The problem with variegated yarn is that it’s (not to belabor the obvious, but it has to be said) variegated. You get it home and thumb through umpty-jillion sock patterns and you end up saying over and over “That won’t work with this yarn. Nope, that won’t work either.” It’s enough to turn a girl into a serial swatcher, sampler of many stitch patterns, fan of none. Exhibit #1: My purse, whose contents include two sets of DPNs (size 1), one 40″ circular, size 2, six sock patterns and a back issue of Interweave Knits (also including a sock pattern).
To make matters worse, I’m considering two additional patterns I haven’t even printed out yet. (I printed them; see the frenzy above.)
I could blame it on the fact that my Sockapaloooza pal is an experienced sock knitter; sending her a pair of plain-vanilla stockinette socks (even if they are in a yarn which makes knitters drool with envy) seems like I’m saying “I care, but not a whole lot.” It follows from this that ribbed socks say “I care enough to purl, but your socks will look sort of manly.” I blame it all on the Koigu.
I am completely smitten with this yarn. Purchased quite awhile ago and destashed for this special occasion, it meets the Sockapaloooza-worthiness test of “so beautiful to me that I will regret giving it up.” And yet? It’s too variegated. I thought it was understated, but that’s only in comparison to the other Koigu I’ve got stashed away (see masthead, above). I cannot find a pattern that isn’t swallowed by the riot of color in the skein.
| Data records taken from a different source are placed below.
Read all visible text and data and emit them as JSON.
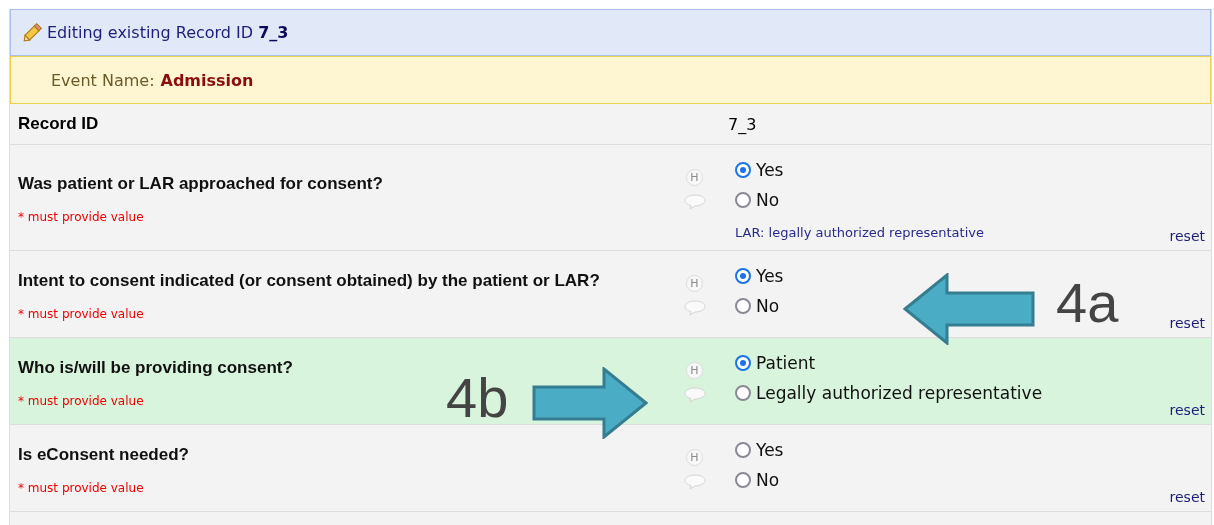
{
  "header": {
    "text": "Editing existing Record ID **7_3**"
  },
  "event": {
    "label": "Event Name:",
    "value": "Admission"
  },
  "record_id": {
    "label": "Record ID",
    "value": "7_3"
  },
  "fields": [
    {
      "question": "Was patient or LAR approached for consent?",
      "required_note": "* must provide value",
      "history_icon": "H",
      "highlighted": false,
      "options": [
        {
          "label": "Yes",
          "selected": true
        },
        {
          "label": "No",
          "selected": false
        }
      ],
      "note": "LAR: legally authorized representative",
      "reset": "reset"
    },
    {
      "question": "Intent to consent indicated (or consent obtained) by the patient or LAR?",
      "required_note": "* must provide value",
      "history_icon": "H",
      "highlighted": false,
      "options": [
        {
          "label": "Yes",
          "selected": true
        },
        {
          "label": "No",
          "selected": false
        }
      ],
      "reset": "reset"
    },
    {
      "question": "Who is/will be providing consent?",
      "required_note": "* must provide value",
      "history_icon": "H",
      "highlighted": true,
      "options": [
        {
          "label": "Patient",
          "selected": true
        },
        {
          "label": "Legally authorized representative",
          "selected": false
        }
      ],
      "reset": "reset"
    },
    {
      "question": "Is eConsent needed?",
      "required_note": "* must provide value",
      "history_icon": "H",
      "highlighted": false,
      "options": [
        {
          "label": "Yes",
          "selected": false
        },
        {
          "label": "No",
          "selected": false
        }
      ],
      "reset": "reset"
    }
  ],
  "annotations": [
    {
      "label": "4a",
      "kind": "left"
    },
    {
      "label": "4b",
      "kind": "right"
    }
  ]
}
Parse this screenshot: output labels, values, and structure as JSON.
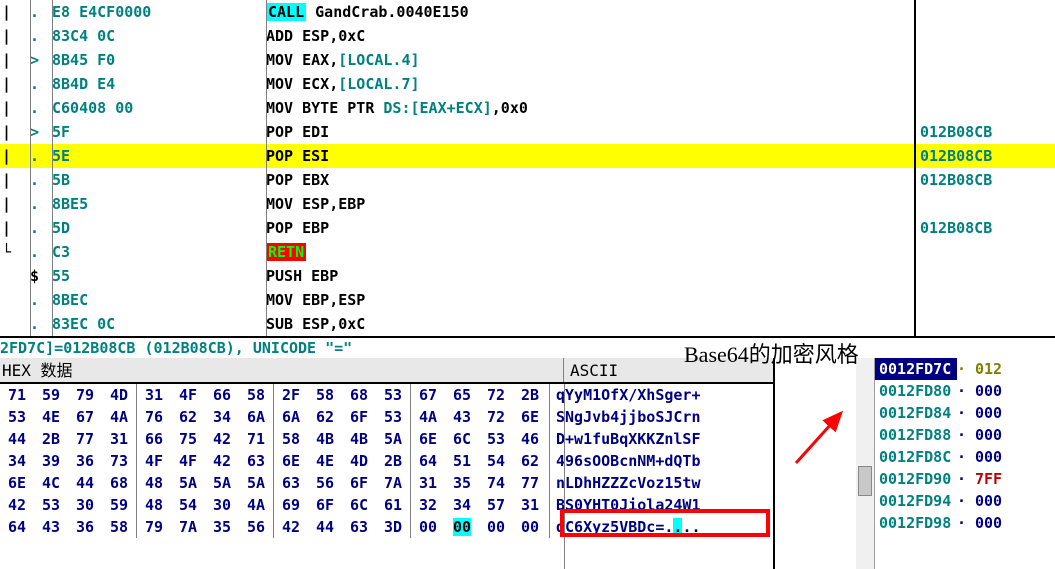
{
  "disasm": {
    "rows": [
      {
        "jump": "|",
        "mark": ".",
        "hex": "E8 E4CF0000",
        "asm_pre": "",
        "asm_call": "CALL",
        "asm_call_arg": " GandCrab.0040E150",
        "asm_post": "",
        "ref": "",
        "hl": false,
        "call": true
      },
      {
        "jump": "|",
        "mark": ".",
        "hex": "83C4 0C",
        "asm": "ADD ESP,0xC",
        "ref": ""
      },
      {
        "jump": "|",
        "mark": ">",
        "hex": "8B45 F0",
        "asm": "MOV EAX,[LOCAL.4]",
        "ref": "",
        "mem": "[LOCAL.4]"
      },
      {
        "jump": "|",
        "mark": ".",
        "hex": "8B4D E4",
        "asm": "MOV ECX,[LOCAL.7]",
        "ref": "",
        "mem": "[LOCAL.7]"
      },
      {
        "jump": "|",
        "mark": ".",
        "hex": "C60408 00",
        "asm": "MOV BYTE PTR DS:[EAX+ECX],0x0",
        "ref": "",
        "mem": "DS:[EAX+ECX]"
      },
      {
        "jump": "|",
        "mark": ">",
        "hex": "5F",
        "asm": "POP EDI",
        "ref": "012B08CB"
      },
      {
        "jump": "|",
        "mark": ".",
        "hex": "5E",
        "asm": "POP ESI",
        "ref": "012B08CB",
        "hl": true
      },
      {
        "jump": "|",
        "mark": ".",
        "hex": "5B",
        "asm": "POP EBX",
        "ref": "012B08CB"
      },
      {
        "jump": "|",
        "mark": ".",
        "hex": "8BE5",
        "asm": "MOV ESP,EBP",
        "ref": ""
      },
      {
        "jump": "|",
        "mark": ".",
        "hex": "5D",
        "asm": "POP EBP",
        "ref": "012B08CB"
      },
      {
        "jump": "└",
        "mark": ".",
        "hex": "C3",
        "asm": "RETN",
        "ref": "",
        "retn": true
      },
      {
        "jump": " ",
        "mark": "$",
        "hex": "55",
        "asm": "PUSH EBP",
        "ref": "",
        "markcolor": "#000000"
      },
      {
        "jump": " ",
        "mark": ".",
        "hex": "8BEC",
        "asm": "MOV EBP,ESP",
        "ref": ""
      },
      {
        "jump": " ",
        "mark": ".",
        "hex": "83EC 0C",
        "asm": "SUB ESP,0xC",
        "ref": ""
      }
    ]
  },
  "status": "2FD7C]=012B08CB (012B08CB), UNICODE \"=\"",
  "annotation": "Base64的加密风格",
  "hex": {
    "header_hex": "HEX 数据",
    "header_ascii": "ASCII",
    "rows": [
      {
        "g": [
          [
            "71",
            "59",
            "79",
            "4D"
          ],
          [
            "31",
            "4F",
            "66",
            "58"
          ],
          [
            "2F",
            "58",
            "68",
            "53"
          ],
          [
            "67",
            "65",
            "72",
            "2B"
          ]
        ],
        "ascii": "qYyM1OfX/XhSger+"
      },
      {
        "g": [
          [
            "53",
            "4E",
            "67",
            "4A"
          ],
          [
            "76",
            "62",
            "34",
            "6A"
          ],
          [
            "6A",
            "62",
            "6F",
            "53"
          ],
          [
            "4A",
            "43",
            "72",
            "6E"
          ]
        ],
        "ascii": "SNgJvb4jjboSJCrn"
      },
      {
        "g": [
          [
            "44",
            "2B",
            "77",
            "31"
          ],
          [
            "66",
            "75",
            "42",
            "71"
          ],
          [
            "58",
            "4B",
            "4B",
            "5A"
          ],
          [
            "6E",
            "6C",
            "53",
            "46"
          ]
        ],
        "ascii": "D+w1fuBqXKKZnlSF"
      },
      {
        "g": [
          [
            "34",
            "39",
            "36",
            "73"
          ],
          [
            "4F",
            "4F",
            "42",
            "63"
          ],
          [
            "6E",
            "4E",
            "4D",
            "2B"
          ],
          [
            "64",
            "51",
            "54",
            "62"
          ]
        ],
        "ascii": "496sOOBcnNM+dQTb"
      },
      {
        "g": [
          [
            "6E",
            "4C",
            "44",
            "68"
          ],
          [
            "48",
            "5A",
            "5A",
            "5A"
          ],
          [
            "63",
            "56",
            "6F",
            "7A"
          ],
          [
            "31",
            "35",
            "74",
            "77"
          ]
        ],
        "ascii": "nLDhHZZZcVoz15tw"
      },
      {
        "g": [
          [
            "42",
            "53",
            "30",
            "59"
          ],
          [
            "48",
            "54",
            "30",
            "4A"
          ],
          [
            "69",
            "6F",
            "6C",
            "61"
          ],
          [
            "32",
            "34",
            "57",
            "31"
          ]
        ],
        "ascii": "BS0YHT0Jiola24W1"
      },
      {
        "g": [
          [
            "64",
            "43",
            "36",
            "58"
          ],
          [
            "79",
            "7A",
            "35",
            "56"
          ],
          [
            "42",
            "44",
            "63",
            "3D"
          ],
          [
            "00",
            "00",
            "00",
            "00"
          ]
        ],
        "ascii": "dC6Xyz5VBDc=....",
        "hlbyte": 13,
        "hlascii": 13
      }
    ]
  },
  "stack": {
    "rows": [
      {
        "addr": "0012FD7C",
        "sep": "·",
        "val": "012",
        "first": true
      },
      {
        "addr": "0012FD80",
        "sep": "·",
        "val": "000"
      },
      {
        "addr": "0012FD84",
        "sep": "·",
        "val": "000"
      },
      {
        "addr": "0012FD88",
        "sep": "·",
        "val": "000"
      },
      {
        "addr": "0012FD8C",
        "sep": "·",
        "val": "000"
      },
      {
        "addr": "0012FD90",
        "sep": "·",
        "val": "7FF",
        "red": true
      },
      {
        "addr": "0012FD94",
        "sep": "·",
        "val": "000"
      },
      {
        "addr": "0012FD98",
        "sep": "·",
        "val": "000"
      }
    ]
  }
}
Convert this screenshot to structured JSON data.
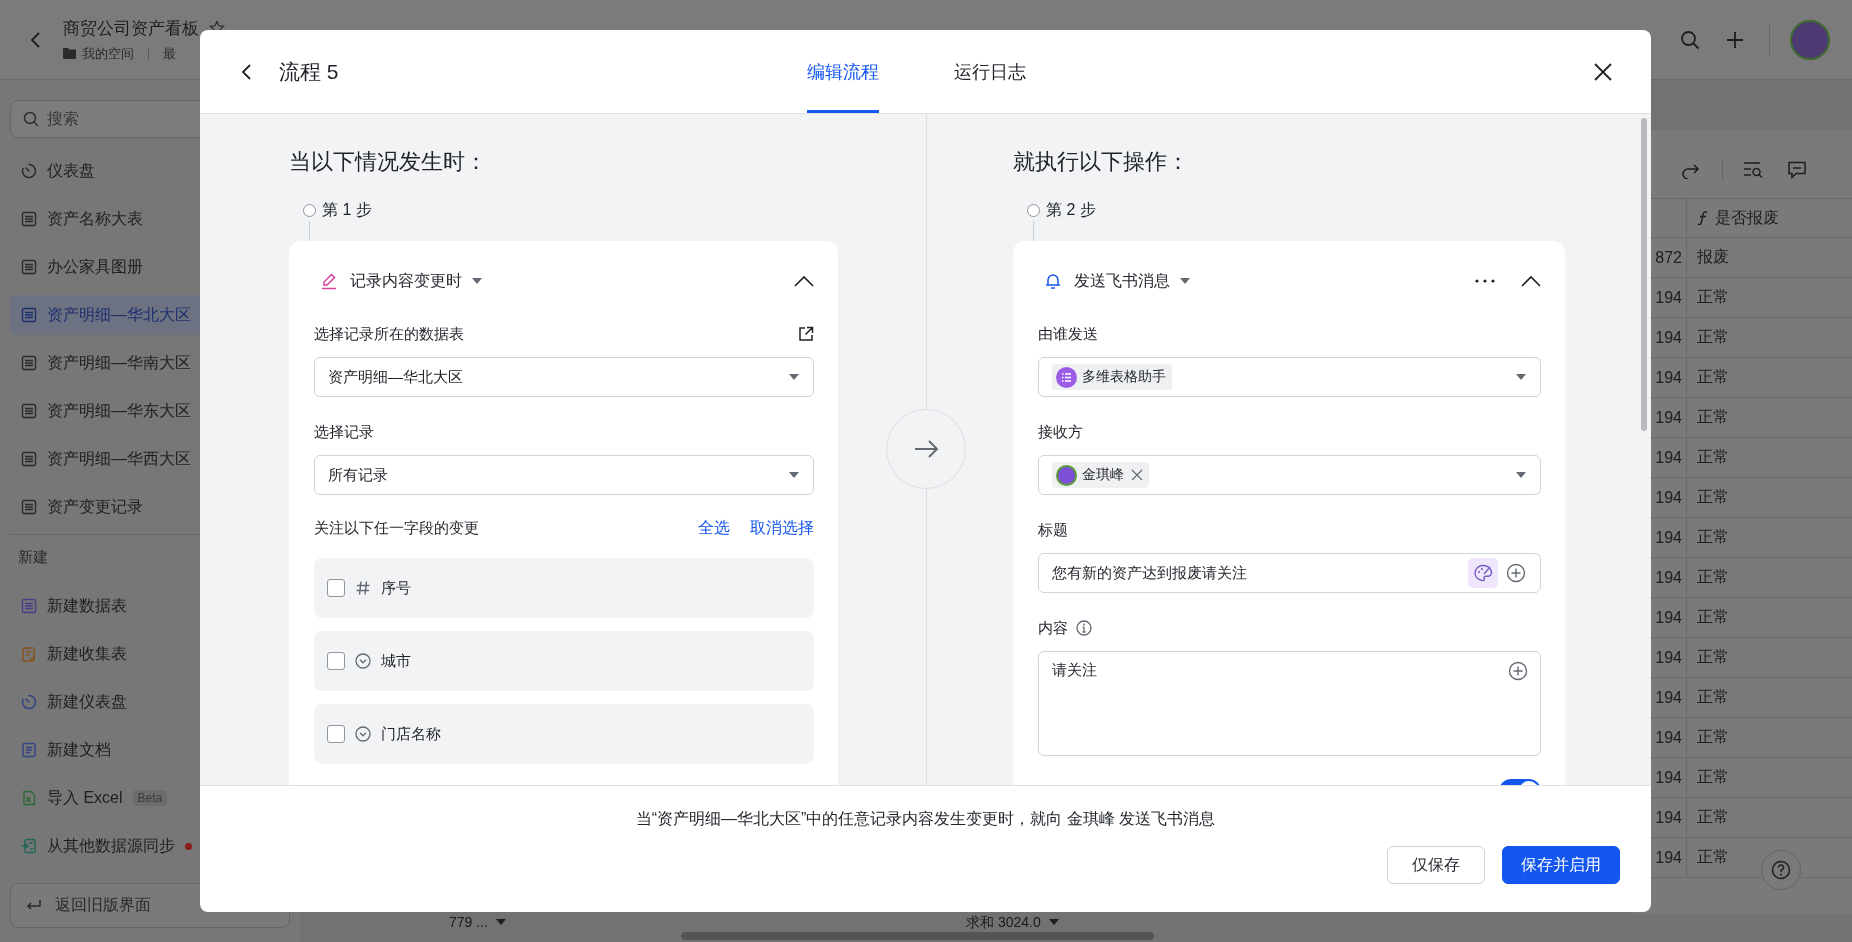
{
  "app_header": {
    "title": "商贸公司资产看板",
    "location": "我的空间",
    "recent": "最"
  },
  "sidebar": {
    "search": {
      "placeholder": "搜索"
    },
    "items": [
      {
        "label": "仪表盘",
        "kind": "dashboard",
        "selected": false
      },
      {
        "label": "资产名称大表",
        "kind": "table",
        "selected": false
      },
      {
        "label": "办公家具图册",
        "kind": "table",
        "selected": false
      },
      {
        "label": "资产明细—华北大区",
        "kind": "table",
        "selected": true
      },
      {
        "label": "资产明细—华南大区",
        "kind": "table",
        "selected": false
      },
      {
        "label": "资产明细—华东大区",
        "kind": "table",
        "selected": false
      },
      {
        "label": "资产明细—华西大区",
        "kind": "table",
        "selected": false
      },
      {
        "label": "资产变更记录",
        "kind": "table",
        "selected": false
      }
    ],
    "create_heading": "新建",
    "create_items": [
      {
        "label": "新建数据表",
        "kind": "table"
      },
      {
        "label": "新建收集表",
        "kind": "form"
      },
      {
        "label": "新建仪表盘",
        "kind": "dashboard"
      },
      {
        "label": "新建文档",
        "kind": "doc"
      },
      {
        "label": "导入 Excel",
        "kind": "excel",
        "badge": "Beta"
      },
      {
        "label": "从其他数据源同步",
        "kind": "sync",
        "unread_dot": true
      }
    ],
    "back_button": "返回旧版界面"
  },
  "table": {
    "columns": [
      {
        "label": "是否报废",
        "kind": "formula"
      }
    ],
    "rows": [
      {
        "cells": [
          "872",
          "报废"
        ]
      },
      {
        "cells": [
          "194",
          "正常"
        ]
      },
      {
        "cells": [
          "194",
          "正常"
        ]
      },
      {
        "cells": [
          "194",
          "正常"
        ]
      },
      {
        "cells": [
          "194",
          "正常"
        ]
      },
      {
        "cells": [
          "194",
          "正常"
        ]
      },
      {
        "cells": [
          "194",
          "正常"
        ]
      },
      {
        "cells": [
          "194",
          "正常"
        ]
      },
      {
        "cells": [
          "194",
          "正常"
        ]
      },
      {
        "cells": [
          "194",
          "正常"
        ]
      },
      {
        "cells": [
          "194",
          "正常"
        ]
      },
      {
        "cells": [
          "194",
          "正常"
        ]
      },
      {
        "cells": [
          "194",
          "正常"
        ]
      },
      {
        "cells": [
          "194",
          "正常"
        ]
      },
      {
        "cells": [
          "194",
          "正常"
        ]
      },
      {
        "cells": [
          "194",
          "正常"
        ]
      }
    ],
    "footer": {
      "column_summary": "779 ...",
      "sum": "求和 3024.0"
    }
  },
  "dialog": {
    "title": "流程 5",
    "tabs": [
      {
        "label": "编辑流程",
        "selected": true
      },
      {
        "label": "运行日志",
        "selected": false
      }
    ],
    "trigger": {
      "heading": "当以下情况发生时：",
      "step": "第 1 步",
      "title": "记录内容变更时",
      "table_label": "选择记录所在的数据表",
      "table_value": "资产明细—华北大区",
      "records_label": "选择记录",
      "records_value": "所有记录",
      "watch_label": "关注以下任一字段的变更",
      "select_all": "全选",
      "clear_selection": "取消选择",
      "fields": [
        {
          "label": "序号",
          "kind": "number",
          "checked": false
        },
        {
          "label": "城市",
          "kind": "option",
          "checked": false
        },
        {
          "label": "门店名称",
          "kind": "option",
          "checked": false
        }
      ]
    },
    "action": {
      "heading": "就执行以下操作：",
      "step": "第 2 步",
      "title": "发送飞书消息",
      "sender_label": "由谁发送",
      "sender": "多维表格助手",
      "recipient_label": "接收方",
      "recipients": [
        {
          "name": "金琪峰"
        }
      ],
      "subject_label": "标题",
      "subject_value": "您有新的资产达到报废请关注",
      "content_label": "内容",
      "content_value": "请关注",
      "notify_toggle": {
        "on": true
      }
    },
    "summary": "当“资产明细—华北大区”中的任意记录内容发生变更时，就向 金琪峰 发送飞书消息",
    "buttons": [
      {
        "label": "仅保存",
        "kind": "secondary"
      },
      {
        "label": "保存并启用",
        "kind": "primary"
      }
    ]
  }
}
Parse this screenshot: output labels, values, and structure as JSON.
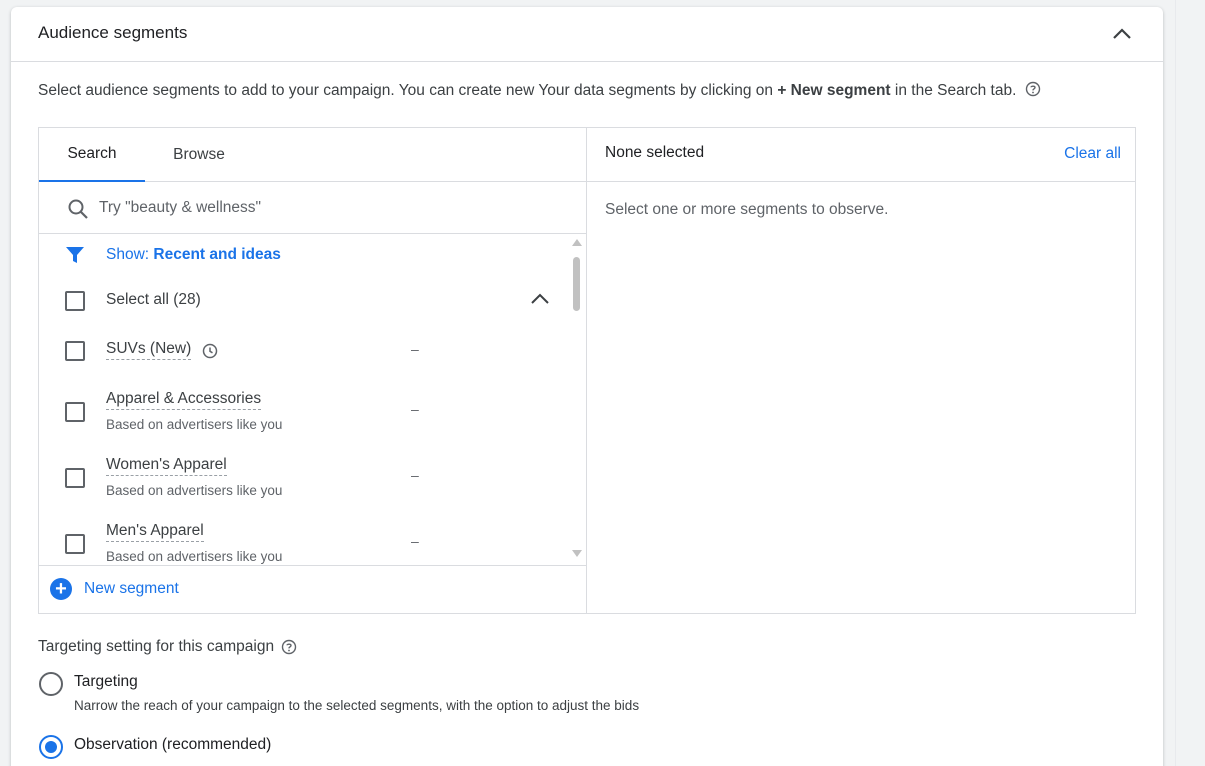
{
  "card": {
    "title": "Audience segments",
    "description_pre": "Select audience segments to add to your campaign. You can create new Your data segments by clicking on ",
    "description_bold": "+ New segment",
    "description_post": " in the Search tab."
  },
  "tabs": [
    {
      "label": "Search",
      "active": true
    },
    {
      "label": "Browse",
      "active": false
    }
  ],
  "search": {
    "placeholder": "Try \"beauty & wellness\""
  },
  "filter": {
    "prefix": "Show: ",
    "value": "Recent and ideas"
  },
  "select_all": {
    "label": "Select all (28)"
  },
  "segments": [
    {
      "name": "SUVs (New)",
      "sub": "",
      "value": "–",
      "has_clock": true
    },
    {
      "name": "Apparel & Accessories",
      "sub": "Based on advertisers like you",
      "value": "–"
    },
    {
      "name": "Women's Apparel",
      "sub": "Based on advertisers like you",
      "value": "–"
    },
    {
      "name": "Men's Apparel",
      "sub": "Based on advertisers like you",
      "value": "–"
    }
  ],
  "new_segment": {
    "label": "New segment"
  },
  "selection": {
    "status": "None selected",
    "clear_label": "Clear all",
    "empty_text": "Select one or more segments to observe."
  },
  "targeting": {
    "title": "Targeting setting for this campaign",
    "options": [
      {
        "label": "Targeting",
        "sub": "Narrow the reach of your campaign to the selected segments, with the option to adjust the bids",
        "selected": false
      },
      {
        "label": "Observation (recommended)",
        "selected": true
      }
    ]
  },
  "colors": {
    "accent": "#1a73e8",
    "text": "#3c4043",
    "border": "#dadce0"
  }
}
I also can’t find a pattern that meets my unspoken criteria of showing off my mad knitting skillz without taking forever to knit. I am not one of those “sock a week” knitters – unless it’s stockinette and I work on nothing else. And I feel compelled to uphold the high standards set last swap; I received cashmere lace socks last time around. In an attempt to shake off the sock-starting funk, I set aside the Koigu to begin a pair of Evelyn Clark’s lovely Go With the Flow Socks in Plymouth Sockotta; the results were nice, but I’m not 100 percent sold. Plus, I made lace socks last swap, and don’t want to do the same thing twice. (I know it wouldn’t really be the same, because I have a new sockpal this time around, but humor me). It’s ironic to me that I had no problem using the yarn (hum a few bars of MacArthur Park here: “this Koigu may never be available again“), but I have great angst over how to use it. I think I need to get over my need to show off for my sock pal pick a lane (so to speak), and get down to knitting, or it will be May 1 before I know it.